reviews Where Umber Flows by Tom & Barbara Brown

Tom and Barbara Brown have recorded a CD of their own after, at least, 25 years of activity on the folk scene. Many people will be saying About time too and thanking them for inspiration and encouragement given at some time during those years, for the Browns are that kind of people. Wherever they have gone, music and song have followed They have started clubs, helped organise festivals, run sessions and workshops, (they are peerless singaround leaders) and they have researched songs that then went back into circulation. They did all of this when I first knew them in their beloved West Country, and later in London where they ran one of the big citys best folk clubs. Back in the West they were instrumental in bringing some village customs back to a vigorous life then, typically, leaving its continuance to the local people because, as they said to me, It Belongs To Them. They are activists of the best kind, ever eager to spread the music and the word and to encourage the participation of as many people as possible. In short, doing the EFDSSs work, whether under that banner or not. Along with the likes of Ron Angel (Stockton), Dave & Ruth Cooper(Nottingham), Ted & Ivy Poole(Swindon), they should be high on the list when medals for services to..., or the Societys Gold Badges are being dished out.
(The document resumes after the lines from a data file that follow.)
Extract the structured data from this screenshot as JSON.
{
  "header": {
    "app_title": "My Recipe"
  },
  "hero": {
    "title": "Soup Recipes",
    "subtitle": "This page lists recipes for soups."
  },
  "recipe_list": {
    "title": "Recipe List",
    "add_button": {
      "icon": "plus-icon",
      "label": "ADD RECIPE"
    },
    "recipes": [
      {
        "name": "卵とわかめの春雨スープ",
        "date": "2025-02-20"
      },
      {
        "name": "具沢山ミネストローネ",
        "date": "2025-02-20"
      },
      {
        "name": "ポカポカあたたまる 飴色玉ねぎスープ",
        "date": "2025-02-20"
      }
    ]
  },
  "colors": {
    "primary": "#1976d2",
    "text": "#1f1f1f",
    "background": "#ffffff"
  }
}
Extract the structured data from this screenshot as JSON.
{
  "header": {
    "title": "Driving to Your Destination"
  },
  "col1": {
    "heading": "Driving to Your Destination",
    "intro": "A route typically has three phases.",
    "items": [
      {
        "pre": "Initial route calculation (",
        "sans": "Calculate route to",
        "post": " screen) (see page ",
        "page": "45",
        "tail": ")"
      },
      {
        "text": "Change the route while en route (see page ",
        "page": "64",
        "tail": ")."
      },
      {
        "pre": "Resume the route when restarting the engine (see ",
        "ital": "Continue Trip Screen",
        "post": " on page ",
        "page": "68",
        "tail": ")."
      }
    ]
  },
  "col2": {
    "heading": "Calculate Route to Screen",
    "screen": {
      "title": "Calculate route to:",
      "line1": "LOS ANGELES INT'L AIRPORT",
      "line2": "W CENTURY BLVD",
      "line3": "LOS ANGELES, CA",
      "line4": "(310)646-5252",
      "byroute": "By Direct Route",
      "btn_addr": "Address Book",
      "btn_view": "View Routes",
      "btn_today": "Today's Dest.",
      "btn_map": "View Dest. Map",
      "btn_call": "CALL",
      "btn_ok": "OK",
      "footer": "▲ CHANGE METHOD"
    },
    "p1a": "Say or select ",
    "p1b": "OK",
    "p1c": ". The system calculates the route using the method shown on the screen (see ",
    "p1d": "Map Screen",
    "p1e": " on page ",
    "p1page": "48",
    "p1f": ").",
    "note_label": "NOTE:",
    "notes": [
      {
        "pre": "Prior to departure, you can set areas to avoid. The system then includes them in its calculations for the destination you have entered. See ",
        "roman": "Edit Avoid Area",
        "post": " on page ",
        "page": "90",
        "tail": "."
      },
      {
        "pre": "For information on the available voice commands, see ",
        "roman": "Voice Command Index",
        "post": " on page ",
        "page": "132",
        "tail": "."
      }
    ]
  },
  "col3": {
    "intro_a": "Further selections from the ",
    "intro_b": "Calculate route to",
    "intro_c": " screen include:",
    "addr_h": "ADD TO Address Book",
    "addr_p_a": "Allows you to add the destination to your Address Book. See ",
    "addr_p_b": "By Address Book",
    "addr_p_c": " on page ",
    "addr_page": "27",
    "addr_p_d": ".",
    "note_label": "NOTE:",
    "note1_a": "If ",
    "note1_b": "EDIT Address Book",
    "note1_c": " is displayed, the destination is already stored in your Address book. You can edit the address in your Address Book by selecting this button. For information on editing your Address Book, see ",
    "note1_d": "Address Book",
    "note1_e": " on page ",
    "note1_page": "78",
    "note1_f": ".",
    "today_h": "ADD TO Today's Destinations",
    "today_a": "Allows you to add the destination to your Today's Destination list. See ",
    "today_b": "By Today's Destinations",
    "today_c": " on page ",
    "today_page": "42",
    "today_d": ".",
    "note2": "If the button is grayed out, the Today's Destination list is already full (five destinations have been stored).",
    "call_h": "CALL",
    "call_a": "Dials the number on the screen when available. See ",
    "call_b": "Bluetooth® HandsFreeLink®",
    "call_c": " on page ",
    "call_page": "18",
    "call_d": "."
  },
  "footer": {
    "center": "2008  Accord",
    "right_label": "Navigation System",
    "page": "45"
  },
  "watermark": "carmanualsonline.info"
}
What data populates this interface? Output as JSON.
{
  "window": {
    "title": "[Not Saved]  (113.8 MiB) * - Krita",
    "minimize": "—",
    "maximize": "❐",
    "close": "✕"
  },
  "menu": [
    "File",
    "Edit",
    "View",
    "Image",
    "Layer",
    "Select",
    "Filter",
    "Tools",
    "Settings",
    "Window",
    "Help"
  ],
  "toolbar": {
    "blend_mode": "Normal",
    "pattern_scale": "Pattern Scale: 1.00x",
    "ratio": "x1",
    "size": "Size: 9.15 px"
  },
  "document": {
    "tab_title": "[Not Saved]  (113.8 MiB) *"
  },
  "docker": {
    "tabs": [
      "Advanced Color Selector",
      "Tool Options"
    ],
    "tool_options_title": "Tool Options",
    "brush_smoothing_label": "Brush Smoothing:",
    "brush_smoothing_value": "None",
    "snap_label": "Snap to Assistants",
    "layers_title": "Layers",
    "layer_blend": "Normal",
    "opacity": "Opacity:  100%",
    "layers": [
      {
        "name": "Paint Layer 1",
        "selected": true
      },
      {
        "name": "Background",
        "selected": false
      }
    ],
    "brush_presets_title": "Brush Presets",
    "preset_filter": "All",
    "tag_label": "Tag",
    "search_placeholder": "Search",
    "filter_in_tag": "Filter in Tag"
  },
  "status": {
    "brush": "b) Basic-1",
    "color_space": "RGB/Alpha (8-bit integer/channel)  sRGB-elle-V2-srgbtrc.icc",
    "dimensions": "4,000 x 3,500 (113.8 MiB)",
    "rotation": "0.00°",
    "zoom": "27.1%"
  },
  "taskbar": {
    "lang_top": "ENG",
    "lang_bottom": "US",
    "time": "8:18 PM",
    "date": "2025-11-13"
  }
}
As for this album, well its a good one, full of handsome songs and tunes with something of a West country bias, not surprisingly, sung with the honest straightforwardness that is a Brown characteristic. They know when they have a good set of words and they let them do their work. The names of Devon and Cornwall musicians past and present crop up, such as Bob Cann, Mervyn Vincent, Dave Huthnance, and collectors like Baring ?Gould and the Hammond brothers. Outside of that we get a lovely Australia/New Zealand collaboration on The Flying Cloud and a New Bell Wake from Tom & Barbaras .Regalia days, with former colleague Charley Yarwood joining in. The Browns are folk who like to sing with other folk, which explains the ten others who give instrumental and vocal backings throughout. Nice to see that daughter Freya is among them. Another nice touch among a whole album full of nice touches is that the title tune Where Umber Flows, played by Tom Brown, Keith Kendrick, and Chris Bartram, is named after a local river, and was written by Barbara.